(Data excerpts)
..........
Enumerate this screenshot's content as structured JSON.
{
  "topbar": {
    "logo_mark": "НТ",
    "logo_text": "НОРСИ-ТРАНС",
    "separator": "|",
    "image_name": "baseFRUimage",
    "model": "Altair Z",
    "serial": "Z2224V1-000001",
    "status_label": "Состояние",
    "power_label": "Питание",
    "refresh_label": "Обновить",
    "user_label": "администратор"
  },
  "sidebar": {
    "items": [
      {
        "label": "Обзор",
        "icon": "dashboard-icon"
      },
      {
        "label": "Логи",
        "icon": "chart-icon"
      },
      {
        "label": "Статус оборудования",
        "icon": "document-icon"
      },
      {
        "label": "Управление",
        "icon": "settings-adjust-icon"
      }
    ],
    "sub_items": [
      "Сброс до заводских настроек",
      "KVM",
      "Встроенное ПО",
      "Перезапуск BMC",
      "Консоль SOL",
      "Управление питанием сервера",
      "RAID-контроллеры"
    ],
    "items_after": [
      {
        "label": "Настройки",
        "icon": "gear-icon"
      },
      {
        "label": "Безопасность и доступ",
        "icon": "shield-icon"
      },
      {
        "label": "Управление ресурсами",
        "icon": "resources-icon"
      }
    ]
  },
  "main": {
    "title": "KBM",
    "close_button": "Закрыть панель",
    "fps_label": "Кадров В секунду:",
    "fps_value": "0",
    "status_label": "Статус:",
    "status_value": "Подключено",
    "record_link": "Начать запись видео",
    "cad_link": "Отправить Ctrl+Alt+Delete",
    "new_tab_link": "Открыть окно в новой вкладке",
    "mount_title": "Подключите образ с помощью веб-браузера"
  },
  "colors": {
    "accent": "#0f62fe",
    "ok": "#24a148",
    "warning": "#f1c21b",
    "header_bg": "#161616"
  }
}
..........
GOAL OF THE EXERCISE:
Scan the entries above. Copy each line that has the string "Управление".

ANSWER:
        "label": "Управление",
      "Управление питанием сервера",
        "label": "Управление ресурсами",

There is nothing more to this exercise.